▸ **Records to use**:
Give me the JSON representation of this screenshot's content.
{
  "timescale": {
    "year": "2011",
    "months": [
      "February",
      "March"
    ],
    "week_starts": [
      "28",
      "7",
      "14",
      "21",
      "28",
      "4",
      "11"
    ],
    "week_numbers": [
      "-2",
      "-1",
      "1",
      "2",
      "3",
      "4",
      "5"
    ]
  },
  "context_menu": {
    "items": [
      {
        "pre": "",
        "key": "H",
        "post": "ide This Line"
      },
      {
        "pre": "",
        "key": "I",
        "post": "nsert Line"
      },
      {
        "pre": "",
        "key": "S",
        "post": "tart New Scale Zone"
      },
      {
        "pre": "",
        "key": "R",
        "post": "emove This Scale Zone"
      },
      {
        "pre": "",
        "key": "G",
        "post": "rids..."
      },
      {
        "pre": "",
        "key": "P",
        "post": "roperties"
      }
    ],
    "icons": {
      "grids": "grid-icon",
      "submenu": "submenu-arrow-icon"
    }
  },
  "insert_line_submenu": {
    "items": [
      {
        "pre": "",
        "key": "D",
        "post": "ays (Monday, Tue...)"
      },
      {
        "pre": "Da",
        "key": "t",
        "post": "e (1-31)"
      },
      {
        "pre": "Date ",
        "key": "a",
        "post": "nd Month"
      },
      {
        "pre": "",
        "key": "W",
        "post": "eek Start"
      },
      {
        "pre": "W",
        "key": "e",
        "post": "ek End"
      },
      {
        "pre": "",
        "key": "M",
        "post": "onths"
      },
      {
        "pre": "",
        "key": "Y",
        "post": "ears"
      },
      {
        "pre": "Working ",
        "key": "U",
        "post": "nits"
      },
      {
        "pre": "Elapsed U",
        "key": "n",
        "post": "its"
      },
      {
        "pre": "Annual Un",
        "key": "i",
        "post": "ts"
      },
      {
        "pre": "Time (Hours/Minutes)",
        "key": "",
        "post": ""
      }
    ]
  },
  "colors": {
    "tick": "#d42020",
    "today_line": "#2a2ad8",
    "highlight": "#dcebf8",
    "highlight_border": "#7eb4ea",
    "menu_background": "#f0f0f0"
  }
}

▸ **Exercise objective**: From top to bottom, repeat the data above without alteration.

▸ **Worked solution**:
Give me the JSON representation of this screenshot's content.
{
  "timescale": {
    "year": "2011",
    "months": [
      "February",
      "March"
    ],
    "week_starts": [
      "28",
      "7",
      "14",
      "21",
      "28",
      "4",
      "11"
    ],
    "week_numbers": [
      "-2",
      "-1",
      "1",
      "2",
      "3",
      "4",
      "5"
    ]
  },
  "context_menu": {
    "items": [
      {
        "pre": "",
        "key": "H",
        "post": "ide This Line"
      },
      {
        "pre": "",
        "key": "I",
        "post": "nsert Line"
      },
      {
        "pre": "",
        "key": "S",
        "post": "tart New Scale Zone"
      },
      {
        "pre": "",
        "key": "R",
        "post": "emove This Scale Zone"
      },
      {
        "pre": "",
        "key": "G",
        "post": "rids..."
      },
      {
        "pre": "",
        "key": "P",
        "post": "roperties"
      }
    ],
    "icons": {
      "grids": "grid-icon",
      "submenu": "submenu-arrow-icon"
    }
  },
  "insert_line_submenu": {
    "items": [
      {
        "pre": "",
        "key": "D",
        "post": "ays (Monday, Tue...)"
      },
      {
        "pre": "Da",
        "key": "t",
        "post": "e (1-31)"
      },
      {
        "pre": "Date ",
        "key": "a",
        "post": "nd Month"
      },
      {
        "pre": "",
        "key": "W",
        "post": "eek Start"
      },
      {
        "pre": "W",
        "key": "e",
        "post": "ek End"
      },
      {
        "pre": "",
        "key": "M",
        "post": "onths"
      },
      {
        "pre": "",
        "key": "Y",
        "post": "ears"
      },
      {
        "pre": "Working ",
        "key": "U",
        "post": "nits"
      },
      {
        "pre": "Elapsed U",
        "key": "n",
        "post": "its"
      },
      {
        "pre": "Annual Un",
        "key": "i",
        "post": "ts"
      },
      {
        "pre": "Time (Hours/Minutes)",
        "key": "",
        "post": ""
      }
    ]
  },
  "colors": {
    "tick": "#d42020",
    "today_line": "#2a2ad8",
    "highlight": "#dcebf8",
    "highlight_border": "#7eb4ea",
    "menu_background": "#f0f0f0"
  }
}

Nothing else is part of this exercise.